#### [WORK ITEM]
Pictures in the data must not be copied, but everything else should be output exactly.

── MATERIAL PROVIDED ──

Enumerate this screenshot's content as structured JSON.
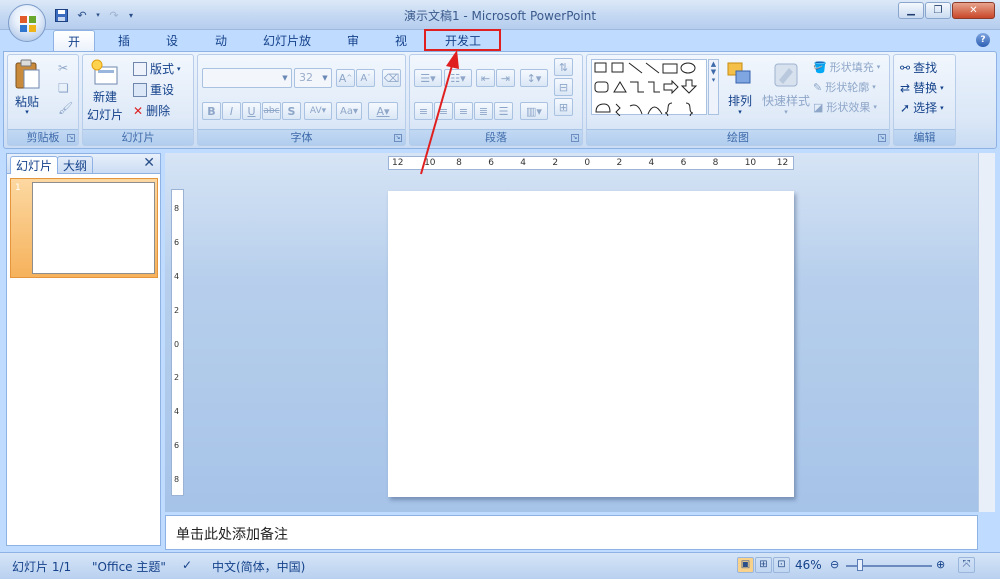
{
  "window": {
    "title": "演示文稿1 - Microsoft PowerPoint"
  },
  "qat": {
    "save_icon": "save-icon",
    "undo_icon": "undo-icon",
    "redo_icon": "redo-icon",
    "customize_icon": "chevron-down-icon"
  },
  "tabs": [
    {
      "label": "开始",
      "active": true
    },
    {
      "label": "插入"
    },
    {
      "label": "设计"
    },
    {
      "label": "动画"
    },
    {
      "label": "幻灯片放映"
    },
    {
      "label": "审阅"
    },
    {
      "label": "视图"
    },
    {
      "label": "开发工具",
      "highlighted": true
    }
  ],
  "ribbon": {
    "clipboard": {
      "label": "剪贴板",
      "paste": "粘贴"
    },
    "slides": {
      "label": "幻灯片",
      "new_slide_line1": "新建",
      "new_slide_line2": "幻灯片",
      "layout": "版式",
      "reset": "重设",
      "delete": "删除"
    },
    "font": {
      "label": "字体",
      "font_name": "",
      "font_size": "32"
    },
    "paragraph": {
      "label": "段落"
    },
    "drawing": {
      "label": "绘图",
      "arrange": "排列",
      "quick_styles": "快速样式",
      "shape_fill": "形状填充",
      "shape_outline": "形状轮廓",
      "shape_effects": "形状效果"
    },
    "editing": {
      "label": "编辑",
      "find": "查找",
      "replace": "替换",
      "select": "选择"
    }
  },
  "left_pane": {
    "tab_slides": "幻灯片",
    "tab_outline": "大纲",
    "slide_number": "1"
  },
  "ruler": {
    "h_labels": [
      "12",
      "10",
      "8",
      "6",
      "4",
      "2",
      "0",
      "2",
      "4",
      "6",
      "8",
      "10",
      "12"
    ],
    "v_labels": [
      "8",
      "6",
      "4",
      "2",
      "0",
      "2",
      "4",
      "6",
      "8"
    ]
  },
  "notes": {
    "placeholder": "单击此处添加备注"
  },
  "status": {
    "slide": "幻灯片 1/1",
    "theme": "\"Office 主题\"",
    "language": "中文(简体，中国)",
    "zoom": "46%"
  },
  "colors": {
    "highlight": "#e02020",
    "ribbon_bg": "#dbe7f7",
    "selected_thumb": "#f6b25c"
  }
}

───

#### [ANSWER SPACE]
Enumerate this screenshot's content as structured JSON.
{
  "window": {
    "title": "演示文稿1 - Microsoft PowerPoint"
  },
  "qat": {
    "save_icon": "save-icon",
    "undo_icon": "undo-icon",
    "redo_icon": "redo-icon",
    "customize_icon": "chevron-down-icon"
  },
  "tabs": [
    {
      "label": "开始",
      "active": true
    },
    {
      "label": "插入"
    },
    {
      "label": "设计"
    },
    {
      "label": "动画"
    },
    {
      "label": "幻灯片放映"
    },
    {
      "label": "审阅"
    },
    {
      "label": "视图"
    },
    {
      "label": "开发工具",
      "highlighted": true
    }
  ],
  "ribbon": {
    "clipboard": {
      "label": "剪贴板",
      "paste": "粘贴"
    },
    "slides": {
      "label": "幻灯片",
      "new_slide_line1": "新建",
      "new_slide_line2": "幻灯片",
      "layout": "版式",
      "reset": "重设",
      "delete": "删除"
    },
    "font": {
      "label": "字体",
      "font_name": "",
      "font_size": "32"
    },
    "paragraph": {
      "label": "段落"
    },
    "drawing": {
      "label": "绘图",
      "arrange": "排列",
      "quick_styles": "快速样式",
      "shape_fill": "形状填充",
      "shape_outline": "形状轮廓",
      "shape_effects": "形状效果"
    },
    "editing": {
      "label": "编辑",
      "find": "查找",
      "replace": "替换",
      "select": "选择"
    }
  },
  "left_pane": {
    "tab_slides": "幻灯片",
    "tab_outline": "大纲",
    "slide_number": "1"
  },
  "ruler": {
    "h_labels": [
      "12",
      "10",
      "8",
      "6",
      "4",
      "2",
      "0",
      "2",
      "4",
      "6",
      "8",
      "10",
      "12"
    ],
    "v_labels": [
      "8",
      "6",
      "4",
      "2",
      "0",
      "2",
      "4",
      "6",
      "8"
    ]
  },
  "notes": {
    "placeholder": "单击此处添加备注"
  },
  "status": {
    "slide": "幻灯片 1/1",
    "theme": "\"Office 主题\"",
    "language": "中文(简体，中国)",
    "zoom": "46%"
  },
  "colors": {
    "highlight": "#e02020",
    "ribbon_bg": "#dbe7f7",
    "selected_thumb": "#f6b25c"
  }
}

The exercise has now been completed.